Facts About Water Pollution – Types of Water Pollution, Causes and Effects

Imagine the intricate silky details of a spider’s cobweb, to the human eye; it looks like an elaborate and perplex structure. So it is with the food chain, for it too is a complex network of feeding organisms in the cycle of life. There are four main parts associated with the food chain. The food chain consists of the sun, the producers, the consumers and the decomposers. Within these parts, there are organisms that are able to produce their own food, some which are not able to produce their own food and then there are those who survive by eating dead and decaying organisms. For example, plants are referred to as producers, getting their nutrients from the sun, the air and the soil from which they grow. Animals are the consumers, because their essential nutrients come from eating plants and other animals. Bacteria and fungi are the decomposers because they thrive on rotting organisms; once they consume these matters or substances, they give off essential nutrients that return to the soil, feeding the plants. There are three types of consumers in the food chain; Herbivores which eat plants, the Carnivores which eat animals and the Omnivores, which eat both plants and animals.
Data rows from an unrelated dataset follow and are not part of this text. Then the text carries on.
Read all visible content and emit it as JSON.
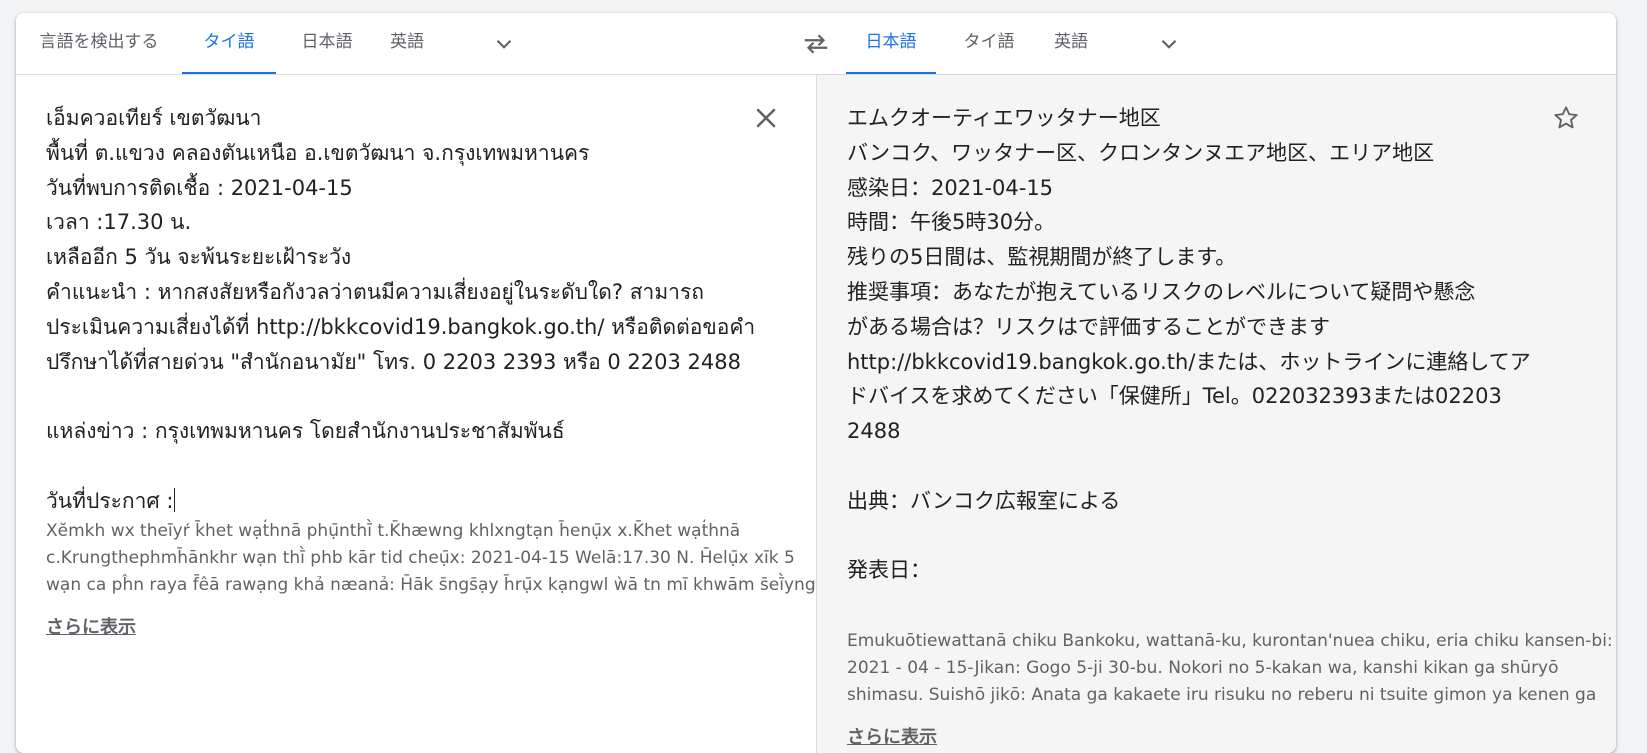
{
  "source_tabs": [
    {
      "label": "言語を検出する"
    },
    {
      "label": "タイ語"
    },
    {
      "label": "日本語"
    },
    {
      "label": "英語"
    }
  ],
  "target_tabs": [
    {
      "label": "日本語"
    },
    {
      "label": "タイ語"
    },
    {
      "label": "英語"
    }
  ],
  "source_text": [
    "เอ็มควอเทียร์ เขตวัฒนา",
    "พื้นที่ ต.แขวง คลองตันเหนือ อ.เขตวัฒนา จ.กรุงเทพมหานคร",
    "วันที่พบการติดเชื้อ : 2021-04-15",
    "เวลา :17.30 น.",
    "เหลืออีก 5 วัน จะพ้นระยะเฝ้าระวัง",
    "คำแนะนำ : หากสงสัยหรือกังวลว่าตนมีความเสี่ยงอยู่ในระดับใด? สามารถ",
    "ประเมินความเสี่ยงได้ที่ http://bkkcovid19.bangkok.go.th/ หรือติดต่อขอคำ",
    "ปรึกษาได้ที่สายด่วน \"สำนักอนามัย\" โทร. 0 2203 2393 หรือ 0 2203 2488",
    "",
    "แหล่งข่าว : กรุงเทพมหานคร โดยสำนักงานประชาสัมพันธ์",
    "",
    "วันที่ประกาศ :"
  ],
  "source_translit": [
    "Xĕmkh wx theīyr̒ k̄het wạt̒hnā phụ̄nthī̀ t.K̄hæwng khlxngtạn h̄enụ̄x x.K̄het wạt̒hnā",
    "c.Krungthephmh̄ānkhr wạn thī̀ phb kār tid cheụ̄x: 2021-04-15 Welā:17.30 N. H̄elụ̄x xīk 5",
    "wạn ca pĥn raya f̄êā rawạng khả næanả: H̄āk s̄ngs̄ạy h̄rụ̄x kạngwl ẁā tn mī khwām s̄eī̀yng"
  ],
  "target_text": [
    "エムクオーティエワッタナー地区",
    "バンコク、ワッタナー区、クロンタンヌエア地区、エリア地区",
    "感染日：2021-04-15",
    "時間：午後5時30分。",
    "残りの5日間は、監視期間が終了します。",
    "推奨事項：あなたが抱えているリスクのレベルについて疑問や懸念",
    "がある場合は？リスクはで評価することができます",
    "http://bkkcovid19.bangkok.go.th/または、ホットラインに連絡してア",
    "ドバイスを求めてください「保健所」Tel。022032393または02203",
    "2488",
    "",
    "出典：バンコク広報室による",
    "",
    "発表日："
  ],
  "target_translit": [
    "Emukuōtiewattanā chiku Bankoku, wattanā-ku, kurontan'nuea chiku, eria chiku kansen-bi:",
    "2021 - 04 - 15-Jikan: Gogo 5-ji 30-bu. Nokori no 5-kakan wa, kanshi kikan ga shūryō",
    "shimasu. Suishō jikō: Anata ga kakaete iru risuku no reberu ni tsuite gimon ya kenen ga"
  ],
  "show_more_label": "さらに表示",
  "icons": {
    "chevron": "chevron-down-icon",
    "swap": "swap-icon",
    "close": "close-icon",
    "star": "star-icon"
  },
  "colors": {
    "accent": "#1a73e8",
    "text": "#202124",
    "muted": "#5f6368",
    "target_bg": "#f5f5f5"
  }
}
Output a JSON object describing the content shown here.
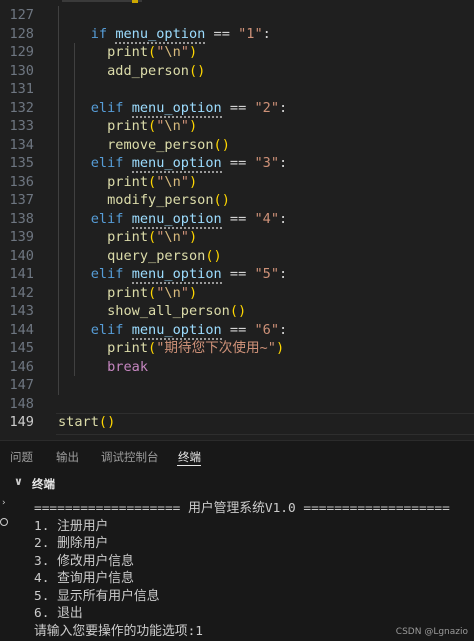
{
  "editor": {
    "lines": [
      {
        "n": "127",
        "segments": []
      },
      {
        "n": "128",
        "segments": [
          {
            "t": "    ",
            "c": ""
          },
          {
            "t": "if",
            "c": "kw"
          },
          {
            "t": " ",
            "c": ""
          },
          {
            "t": "menu_option",
            "c": "var"
          },
          {
            "t": " == ",
            "c": "punc"
          },
          {
            "t": "\"1\"",
            "c": "str"
          },
          {
            "t": ":",
            "c": "punc"
          }
        ]
      },
      {
        "n": "129",
        "segments": [
          {
            "t": "      ",
            "c": ""
          },
          {
            "t": "print",
            "c": "fn"
          },
          {
            "t": "(",
            "c": "paren"
          },
          {
            "t": "\"",
            "c": "str"
          },
          {
            "t": "\\n",
            "c": "esc"
          },
          {
            "t": "\"",
            "c": "str"
          },
          {
            "t": ")",
            "c": "paren"
          }
        ]
      },
      {
        "n": "130",
        "segments": [
          {
            "t": "      ",
            "c": ""
          },
          {
            "t": "add_person",
            "c": "fn"
          },
          {
            "t": "()",
            "c": "paren"
          }
        ]
      },
      {
        "n": "131",
        "segments": []
      },
      {
        "n": "132",
        "segments": [
          {
            "t": "    ",
            "c": ""
          },
          {
            "t": "elif",
            "c": "kw"
          },
          {
            "t": " ",
            "c": ""
          },
          {
            "t": "menu_option",
            "c": "var"
          },
          {
            "t": " == ",
            "c": "punc"
          },
          {
            "t": "\"2\"",
            "c": "str"
          },
          {
            "t": ":",
            "c": "punc"
          }
        ]
      },
      {
        "n": "133",
        "segments": [
          {
            "t": "      ",
            "c": ""
          },
          {
            "t": "print",
            "c": "fn"
          },
          {
            "t": "(",
            "c": "paren"
          },
          {
            "t": "\"",
            "c": "str"
          },
          {
            "t": "\\n",
            "c": "esc"
          },
          {
            "t": "\"",
            "c": "str"
          },
          {
            "t": ")",
            "c": "paren"
          }
        ]
      },
      {
        "n": "134",
        "segments": [
          {
            "t": "      ",
            "c": ""
          },
          {
            "t": "remove_person",
            "c": "fn"
          },
          {
            "t": "()",
            "c": "paren"
          }
        ]
      },
      {
        "n": "135",
        "segments": [
          {
            "t": "    ",
            "c": ""
          },
          {
            "t": "elif",
            "c": "kw"
          },
          {
            "t": " ",
            "c": ""
          },
          {
            "t": "menu_option",
            "c": "var"
          },
          {
            "t": " == ",
            "c": "punc"
          },
          {
            "t": "\"3\"",
            "c": "str"
          },
          {
            "t": ":",
            "c": "punc"
          }
        ]
      },
      {
        "n": "136",
        "segments": [
          {
            "t": "      ",
            "c": ""
          },
          {
            "t": "print",
            "c": "fn"
          },
          {
            "t": "(",
            "c": "paren"
          },
          {
            "t": "\"",
            "c": "str"
          },
          {
            "t": "\\n",
            "c": "esc"
          },
          {
            "t": "\"",
            "c": "str"
          },
          {
            "t": ")",
            "c": "paren"
          }
        ]
      },
      {
        "n": "137",
        "segments": [
          {
            "t": "      ",
            "c": ""
          },
          {
            "t": "modify_person",
            "c": "fn"
          },
          {
            "t": "()",
            "c": "paren"
          }
        ]
      },
      {
        "n": "138",
        "segments": [
          {
            "t": "    ",
            "c": ""
          },
          {
            "t": "elif",
            "c": "kw"
          },
          {
            "t": " ",
            "c": ""
          },
          {
            "t": "menu_option",
            "c": "var"
          },
          {
            "t": " == ",
            "c": "punc"
          },
          {
            "t": "\"4\"",
            "c": "str"
          },
          {
            "t": ":",
            "c": "punc"
          }
        ]
      },
      {
        "n": "139",
        "segments": [
          {
            "t": "      ",
            "c": ""
          },
          {
            "t": "print",
            "c": "fn"
          },
          {
            "t": "(",
            "c": "paren"
          },
          {
            "t": "\"",
            "c": "str"
          },
          {
            "t": "\\n",
            "c": "esc"
          },
          {
            "t": "\"",
            "c": "str"
          },
          {
            "t": ")",
            "c": "paren"
          }
        ]
      },
      {
        "n": "140",
        "segments": [
          {
            "t": "      ",
            "c": ""
          },
          {
            "t": "query_person",
            "c": "fn"
          },
          {
            "t": "()",
            "c": "paren"
          }
        ]
      },
      {
        "n": "141",
        "segments": [
          {
            "t": "    ",
            "c": ""
          },
          {
            "t": "elif",
            "c": "kw"
          },
          {
            "t": " ",
            "c": ""
          },
          {
            "t": "menu_option",
            "c": "var"
          },
          {
            "t": " == ",
            "c": "punc"
          },
          {
            "t": "\"5\"",
            "c": "str"
          },
          {
            "t": ":",
            "c": "punc"
          }
        ]
      },
      {
        "n": "142",
        "segments": [
          {
            "t": "      ",
            "c": ""
          },
          {
            "t": "print",
            "c": "fn"
          },
          {
            "t": "(",
            "c": "paren"
          },
          {
            "t": "\"",
            "c": "str"
          },
          {
            "t": "\\n",
            "c": "esc"
          },
          {
            "t": "\"",
            "c": "str"
          },
          {
            "t": ")",
            "c": "paren"
          }
        ]
      },
      {
        "n": "143",
        "segments": [
          {
            "t": "      ",
            "c": ""
          },
          {
            "t": "show_all_person",
            "c": "fn"
          },
          {
            "t": "()",
            "c": "paren"
          }
        ]
      },
      {
        "n": "144",
        "segments": [
          {
            "t": "    ",
            "c": ""
          },
          {
            "t": "elif",
            "c": "kw"
          },
          {
            "t": " ",
            "c": ""
          },
          {
            "t": "menu_option",
            "c": "var"
          },
          {
            "t": " == ",
            "c": "punc"
          },
          {
            "t": "\"6\"",
            "c": "str"
          },
          {
            "t": ":",
            "c": "punc"
          }
        ]
      },
      {
        "n": "145",
        "segments": [
          {
            "t": "      ",
            "c": ""
          },
          {
            "t": "print",
            "c": "fn"
          },
          {
            "t": "(",
            "c": "paren"
          },
          {
            "t": "\"期待您下次使用~\"",
            "c": "str"
          },
          {
            "t": ")",
            "c": "paren"
          }
        ]
      },
      {
        "n": "146",
        "segments": [
          {
            "t": "      ",
            "c": ""
          },
          {
            "t": "break",
            "c": "kw2"
          }
        ]
      },
      {
        "n": "147",
        "segments": []
      },
      {
        "n": "148",
        "segments": []
      },
      {
        "n": "149",
        "segments": [
          {
            "t": "start",
            "c": "fn"
          },
          {
            "t": "()",
            "c": "paren"
          }
        ],
        "active": true
      }
    ]
  },
  "panel": {
    "tabs": [
      {
        "label": "问题",
        "active": false
      },
      {
        "label": "输出",
        "active": false
      },
      {
        "label": "调试控制台",
        "active": false
      },
      {
        "label": "终端",
        "active": true
      }
    ]
  },
  "terminal": {
    "title": "终端",
    "lines": [
      "=================== 用户管理系统V1.0 ===================",
      "1. 注册用户",
      "2. 删除用户",
      "3. 修改用户信息",
      "4. 查询用户信息",
      "5. 显示所有用户信息",
      "6. 退出",
      "请输入您要操作的功能选项:1"
    ]
  },
  "watermark": "CSDN @Lgnazio",
  "colors": {
    "background": "#1f1f1f",
    "keyword": "#569cd6",
    "control_keyword": "#c586c0",
    "function": "#dcdcaa",
    "variable": "#9cdcfe",
    "string": "#ce9178",
    "bracket": "#ffd700"
  }
}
Keep in mind, not only are four-legged creatures considered to be omnivores, but the human being is an Omnivore also, because man eats meat and veggies or plants and animals too.There are different categories of food chains that are based around the habitats or biome ecosystems of a particular environment. These categories include the grazing or the grassland food chains; another is the forest food chain. Since living things also reside in water, there is a food chain and habitat in the oceans and pond ecosystems. When it comes to the biomes or the major ecosystems, they too are classified into categories, terrestrial biomes and aquatic biomes. In the grassland biomes, the dominant feature that feed the wild animals is the bountiful grasses. One such place is the Savannas. When we look at the pond ecosystem, organisms which supply food source there include algae, fungi, plants, fish and microorganisms. This particular food chain has three basic levels, first, second and third trophic levels. The food chain begins with the first level involving the producer of essential nutrients, the algae. The next stage of consuming what the alga puts out is the insect feeding, which would be the primary consumer in this food chain. Last but not least in this food chain are the fish, which would be the secondary consumer in this ecosystem. The fish benefit from what the insects produce in the way of nutrient. The food chain begins with the plants as the producer of nutrients, which will feed the insects in the 2nd level. At the top of the chain, which is the 3rd level, the fish reap the benefits from both the plants and the insects that were consumed in the first and second levels.Under the murky waters of the ocean and seas are four trophic levels of the food chain that take place. On the ocean floor bed, plants and small organisms called Phytoplankton create nutrients for such things as star fish or small and large Zooplankton animals and organisms in level 2. This chain reaction then feeds such things as small squids and other larger animals in level 3 of this ecosystem. When you get to the top, which is level 4, you will find that the consumed food supply in level 3 benefits larger fish such as the tuna, dolphins and other large ocean mammals, which are caught and sold for human consumption, completing this particular food chain cycle.We have mentioned a little on food webs and food chains. Though similar in their feeding ecosystems, they are very different in completing their final feeding process or relationship. In the food chain, the producer is eaten by a primary consumer, which is then eaten by a secondary consumer. In the end, the secondary consumer is eaten by the tertiary consumer. However, in the food web, the process is more complex, involving more creatures being eaten and fed. A food web graph actually shows the food supplies and choices that are available for an ecosystem of plants, organisms, animals and mammals.When it comes to food chains, remember it all begins with the photosynthesis of plants. They are the producers manufacturing nutrients from raw material. The foods created by the plants feed the consumers, which are the herbivores and the carnivores. In other words, the food reaction gives off a chain effect that follows an order of completeness from one level to the next level of consumption, involving all living things.For more interesting information, facts, graphs and pictures; please see the following links.Food Chains and Food Webs5th Grade Research Links for Food Chains The Food ChainWorking on the Food ChainEnergy Pyramids and Food ChainsFood Chain in the Temperate Rain Forest Biome The River Food WebMore about Food ChainsWhat is a Food Chain?Food Web and Food ChainEcosystems, Biomes and HabitatsTropical Savannas or GrasslandsThe Aquatic Biome Biomes of the WorldTrophic Levels and the Food ChainsGeneral Entomology: Trophic LevelsFood Chains and Trophic LevelsTrophic Levels in Fisheries Understand Trophic LevelsFeeding Relationship Ecological RegulationsFood ChainsMarine Food WebsClimate Change and the Food Chain of the OceanMarine Food WebThe Food WebA Lesson in Food WebsThe Importance of Food ChainsFood Webs, the Ties that BindFood Webs and Food Chains